EXTRACTED MATERIAL:
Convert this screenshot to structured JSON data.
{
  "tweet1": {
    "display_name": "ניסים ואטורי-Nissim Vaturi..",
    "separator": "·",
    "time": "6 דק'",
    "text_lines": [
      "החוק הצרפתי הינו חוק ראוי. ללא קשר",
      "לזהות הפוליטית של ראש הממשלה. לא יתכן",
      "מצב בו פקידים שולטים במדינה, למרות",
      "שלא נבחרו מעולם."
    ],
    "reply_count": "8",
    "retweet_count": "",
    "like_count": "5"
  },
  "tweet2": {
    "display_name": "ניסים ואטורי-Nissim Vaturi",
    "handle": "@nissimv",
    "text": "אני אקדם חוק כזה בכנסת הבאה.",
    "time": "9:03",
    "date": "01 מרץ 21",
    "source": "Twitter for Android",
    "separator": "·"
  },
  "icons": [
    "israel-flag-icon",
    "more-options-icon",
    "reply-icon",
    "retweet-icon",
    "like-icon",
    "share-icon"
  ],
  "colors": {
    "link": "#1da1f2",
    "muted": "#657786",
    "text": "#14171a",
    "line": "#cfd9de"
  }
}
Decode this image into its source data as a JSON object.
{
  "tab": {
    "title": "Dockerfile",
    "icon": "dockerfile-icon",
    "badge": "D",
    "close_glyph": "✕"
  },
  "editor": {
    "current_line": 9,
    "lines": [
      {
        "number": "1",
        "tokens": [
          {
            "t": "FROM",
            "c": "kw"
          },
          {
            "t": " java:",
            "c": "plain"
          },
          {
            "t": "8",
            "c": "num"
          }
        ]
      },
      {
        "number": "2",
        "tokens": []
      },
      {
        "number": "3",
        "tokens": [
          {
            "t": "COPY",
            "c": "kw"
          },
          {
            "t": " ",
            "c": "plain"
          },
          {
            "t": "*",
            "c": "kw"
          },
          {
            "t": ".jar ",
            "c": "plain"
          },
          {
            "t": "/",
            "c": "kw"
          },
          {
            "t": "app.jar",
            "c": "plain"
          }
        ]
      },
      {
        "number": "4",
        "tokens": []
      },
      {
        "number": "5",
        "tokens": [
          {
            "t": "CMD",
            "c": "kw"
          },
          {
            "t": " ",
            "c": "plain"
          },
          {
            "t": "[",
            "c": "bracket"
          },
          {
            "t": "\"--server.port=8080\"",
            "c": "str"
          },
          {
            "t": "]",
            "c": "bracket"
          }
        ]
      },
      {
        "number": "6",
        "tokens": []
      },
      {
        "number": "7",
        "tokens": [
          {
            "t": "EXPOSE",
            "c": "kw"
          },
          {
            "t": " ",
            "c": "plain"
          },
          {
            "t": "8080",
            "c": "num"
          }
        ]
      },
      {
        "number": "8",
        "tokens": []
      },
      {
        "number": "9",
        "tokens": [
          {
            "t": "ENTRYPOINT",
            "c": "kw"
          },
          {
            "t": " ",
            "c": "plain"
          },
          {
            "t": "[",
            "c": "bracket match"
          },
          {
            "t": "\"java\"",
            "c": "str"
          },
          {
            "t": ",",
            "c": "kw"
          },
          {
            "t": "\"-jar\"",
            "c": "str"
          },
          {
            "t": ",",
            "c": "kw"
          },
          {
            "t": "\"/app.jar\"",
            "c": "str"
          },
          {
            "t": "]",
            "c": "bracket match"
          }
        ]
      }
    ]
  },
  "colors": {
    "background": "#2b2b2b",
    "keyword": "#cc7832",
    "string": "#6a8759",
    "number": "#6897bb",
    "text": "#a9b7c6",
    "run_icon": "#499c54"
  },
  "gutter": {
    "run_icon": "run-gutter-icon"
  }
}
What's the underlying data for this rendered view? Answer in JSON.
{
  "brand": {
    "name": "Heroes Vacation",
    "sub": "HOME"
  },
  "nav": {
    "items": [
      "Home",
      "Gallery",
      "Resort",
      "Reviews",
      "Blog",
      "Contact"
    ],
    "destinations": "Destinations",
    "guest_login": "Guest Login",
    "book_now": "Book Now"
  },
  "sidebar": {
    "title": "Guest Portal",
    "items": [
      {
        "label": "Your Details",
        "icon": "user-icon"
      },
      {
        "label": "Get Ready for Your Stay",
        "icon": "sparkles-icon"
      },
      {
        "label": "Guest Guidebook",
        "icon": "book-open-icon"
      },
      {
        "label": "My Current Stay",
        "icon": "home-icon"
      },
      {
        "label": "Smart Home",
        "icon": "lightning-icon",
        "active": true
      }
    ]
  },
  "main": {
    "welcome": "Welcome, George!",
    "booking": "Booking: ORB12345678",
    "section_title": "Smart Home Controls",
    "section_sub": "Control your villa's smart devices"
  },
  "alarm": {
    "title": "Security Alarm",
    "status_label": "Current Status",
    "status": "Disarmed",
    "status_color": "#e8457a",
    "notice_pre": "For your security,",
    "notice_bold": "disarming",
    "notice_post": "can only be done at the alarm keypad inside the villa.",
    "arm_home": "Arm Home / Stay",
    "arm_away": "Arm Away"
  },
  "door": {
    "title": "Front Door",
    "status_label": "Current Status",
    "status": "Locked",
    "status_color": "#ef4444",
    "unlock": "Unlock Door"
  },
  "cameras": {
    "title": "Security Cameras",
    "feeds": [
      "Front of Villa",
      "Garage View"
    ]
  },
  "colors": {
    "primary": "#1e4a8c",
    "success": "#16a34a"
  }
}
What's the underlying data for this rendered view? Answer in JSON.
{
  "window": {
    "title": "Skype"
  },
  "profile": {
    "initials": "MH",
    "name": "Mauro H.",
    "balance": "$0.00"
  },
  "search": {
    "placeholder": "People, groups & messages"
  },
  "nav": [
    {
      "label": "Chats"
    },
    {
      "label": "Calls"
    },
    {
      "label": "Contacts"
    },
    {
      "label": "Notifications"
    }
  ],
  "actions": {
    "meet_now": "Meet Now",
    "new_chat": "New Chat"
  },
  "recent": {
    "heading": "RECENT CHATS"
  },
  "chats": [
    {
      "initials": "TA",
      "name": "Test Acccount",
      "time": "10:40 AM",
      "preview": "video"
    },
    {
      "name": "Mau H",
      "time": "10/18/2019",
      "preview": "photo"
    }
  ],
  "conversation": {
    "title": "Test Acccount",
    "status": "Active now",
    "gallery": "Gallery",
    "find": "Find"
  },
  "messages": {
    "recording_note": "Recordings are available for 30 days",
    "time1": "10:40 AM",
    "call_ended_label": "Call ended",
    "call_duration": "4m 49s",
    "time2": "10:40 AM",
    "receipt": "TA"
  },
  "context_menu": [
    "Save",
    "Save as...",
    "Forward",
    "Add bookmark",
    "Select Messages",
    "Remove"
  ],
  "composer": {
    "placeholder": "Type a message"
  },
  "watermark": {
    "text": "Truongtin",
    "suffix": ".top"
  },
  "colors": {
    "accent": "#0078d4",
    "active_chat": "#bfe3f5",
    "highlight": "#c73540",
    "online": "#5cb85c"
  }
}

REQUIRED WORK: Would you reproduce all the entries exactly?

ANSWER FOR THE TASK:
Convert this screenshot to structured JSON data.
{
  "tweet1": {
    "display_name": "ניסים ואטורי-Nissim Vaturi..",
    "separator": "·",
    "time": "6 דק'",
    "text_lines": [
      "החוק הצרפתי הינו חוק ראוי. ללא קשר",
      "לזהות הפוליטית של ראש הממשלה. לא יתכן",
      "מצב בו פקידים שולטים במדינה, למרות",
      "שלא נבחרו מעולם."
    ],
    "reply_count": "8",
    "retweet_count": "",
    "like_count": "5"
  },
  "tweet2": {
    "display_name": "ניסים ואטורי-Nissim Vaturi",
    "handle": "@nissimv",
    "text": "אני אקדם חוק כזה בכנסת הבאה.",
    "time": "9:03",
    "date": "01 מרץ 21",
    "source": "Twitter for Android",
    "separator": "·"
  },
  "icons": [
    "israel-flag-icon",
    "more-options-icon",
    "reply-icon",
    "retweet-icon",
    "like-icon",
    "share-icon"
  ],
  "colors": {
    "link": "#1da1f2",
    "muted": "#657786",
    "text": "#14171a",
    "line": "#cfd9de"
  }
}
Decode this image into its source data as a JSON object.
{
  "tab": {
    "title": "Dockerfile",
    "icon": "dockerfile-icon",
    "badge": "D",
    "close_glyph": "✕"
  },
  "editor": {
    "current_line": 9,
    "lines": [
      {
        "number": "1",
        "tokens": [
          {
            "t": "FROM",
            "c": "kw"
          },
          {
            "t": " java:",
            "c": "plain"
          },
          {
            "t": "8",
            "c": "num"
          }
        ]
      },
      {
        "number": "2",
        "tokens": []
      },
      {
        "number": "3",
        "tokens": [
          {
            "t": "COPY",
            "c": "kw"
          },
          {
            "t": " ",
            "c": "plain"
          },
          {
            "t": "*",
            "c": "kw"
          },
          {
            "t": ".jar ",
            "c": "plain"
          },
          {
            "t": "/",
            "c": "kw"
          },
          {
            "t": "app.jar",
            "c": "plain"
          }
        ]
      },
      {
        "number": "4",
        "tokens": []
      },
      {
        "number": "5",
        "tokens": [
          {
            "t": "CMD",
            "c": "kw"
          },
          {
            "t": " ",
            "c": "plain"
          },
          {
            "t": "[",
            "c": "bracket"
          },
          {
            "t": "\"--server.port=8080\"",
            "c": "str"
          },
          {
            "t": "]",
            "c": "bracket"
          }
        ]
      },
      {
        "number": "6",
        "tokens": []
      },
      {
        "number": "7",
        "tokens": [
          {
            "t": "EXPOSE",
            "c": "kw"
          },
          {
            "t": " ",
            "c": "plain"
          },
          {
            "t": "8080",
            "c": "num"
          }
        ]
      },
      {
        "number": "8",
        "tokens": []
      },
      {
        "number": "9",
        "tokens": [
          {
            "t": "ENTRYPOINT",
            "c": "kw"
          },
          {
            "t": " ",
            "c": "plain"
          },
          {
            "t": "[",
            "c": "bracket match"
          },
          {
            "t": "\"java\"",
            "c": "str"
          },
          {
            "t": ",",
            "c": "kw"
          },
          {
            "t": "\"-jar\"",
            "c": "str"
          },
          {
            "t": ",",
            "c": "kw"
          },
          {
            "t": "\"/app.jar\"",
            "c": "str"
          },
          {
            "t": "]",
            "c": "bracket match"
          }
        ]
      }
    ]
  },
  "colors": {
    "background": "#2b2b2b",
    "keyword": "#cc7832",
    "string": "#6a8759",
    "number": "#6897bb",
    "text": "#a9b7c6",
    "run_icon": "#499c54"
  },
  "gutter": {
    "run_icon": "run-gutter-icon"
  }
}
What's the underlying data for this rendered view? Answer in JSON.
{
  "brand": {
    "name": "Heroes Vacation",
    "sub": "HOME"
  },
  "nav": {
    "items": [
      "Home",
      "Gallery",
      "Resort",
      "Reviews",
      "Blog",
      "Contact"
    ],
    "destinations": "Destinations",
    "guest_login": "Guest Login",
    "book_now": "Book Now"
  },
  "sidebar": {
    "title": "Guest Portal",
    "items": [
      {
        "label": "Your Details",
        "icon": "user-icon"
      },
      {
        "label": "Get Ready for Your Stay",
        "icon": "sparkles-icon"
      },
      {
        "label": "Guest Guidebook",
        "icon": "book-open-icon"
      },
      {
        "label": "My Current Stay",
        "icon": "home-icon"
      },
      {
        "label": "Smart Home",
        "icon": "lightning-icon",
        "active": true
      }
    ]
  },
  "main": {
    "welcome": "Welcome, George!",
    "booking": "Booking: ORB12345678",
    "section_title": "Smart Home Controls",
    "section_sub": "Control your villa's smart devices"
  },
  "alarm": {
    "title": "Security Alarm",
    "status_label": "Current Status",
    "status": "Disarmed",
    "status_color": "#e8457a",
    "notice_pre": "For your security,",
    "notice_bold": "disarming",
    "notice_post": "can only be done at the alarm keypad inside the villa.",
    "arm_home": "Arm Home / Stay",
    "arm_away": "Arm Away"
  },
  "door": {
    "title": "Front Door",
    "status_label": "Current Status",
    "status": "Locked",
    "status_color": "#ef4444",
    "unlock": "Unlock Door"
  },
  "cameras": {
    "title": "Security Cameras",
    "feeds": [
      "Front of Villa",
      "Garage View"
    ]
  },
  "colors": {
    "primary": "#1e4a8c",
    "success": "#16a34a"
  }
}
What's the underlying data for this rendered view? Answer in JSON.
{
  "window": {
    "title": "Skype"
  },
  "profile": {
    "initials": "MH",
    "name": "Mauro H.",
    "balance": "$0.00"
  },
  "search": {
    "placeholder": "People, groups & messages"
  },
  "nav": [
    {
      "label": "Chats"
    },
    {
      "label": "Calls"
    },
    {
      "label": "Contacts"
    },
    {
      "label": "Notifications"
    }
  ],
  "actions": {
    "meet_now": "Meet Now",
    "new_chat": "New Chat"
  },
  "recent": {
    "heading": "RECENT CHATS"
  },
  "chats": [
    {
      "initials": "TA",
      "name": "Test Acccount",
      "time": "10:40 AM",
      "preview": "video"
    },
    {
      "name": "Mau H",
      "time": "10/18/2019",
      "preview": "photo"
    }
  ],
  "conversation": {
    "title": "Test Acccount",
    "status": "Active now",
    "gallery": "Gallery",
    "find": "Find"
  },
  "messages": {
    "recording_note": "Recordings are available for 30 days",
    "time1": "10:40 AM",
    "call_ended_label": "Call ended",
    "call_duration": "4m 49s",
    "time2": "10:40 AM",
    "receipt": "TA"
  },
  "context_menu": [
    "Save",
    "Save as...",
    "Forward",
    "Add bookmark",
    "Select Messages",
    "Remove"
  ],
  "composer": {
    "placeholder": "Type a message"
  },
  "watermark": {
    "text": "Truongtin",
    "suffix": ".top"
  },
  "colors": {
    "accent": "#0078d4",
    "active_chat": "#bfe3f5",
    "highlight": "#c73540",
    "online": "#5cb85c"
  }
}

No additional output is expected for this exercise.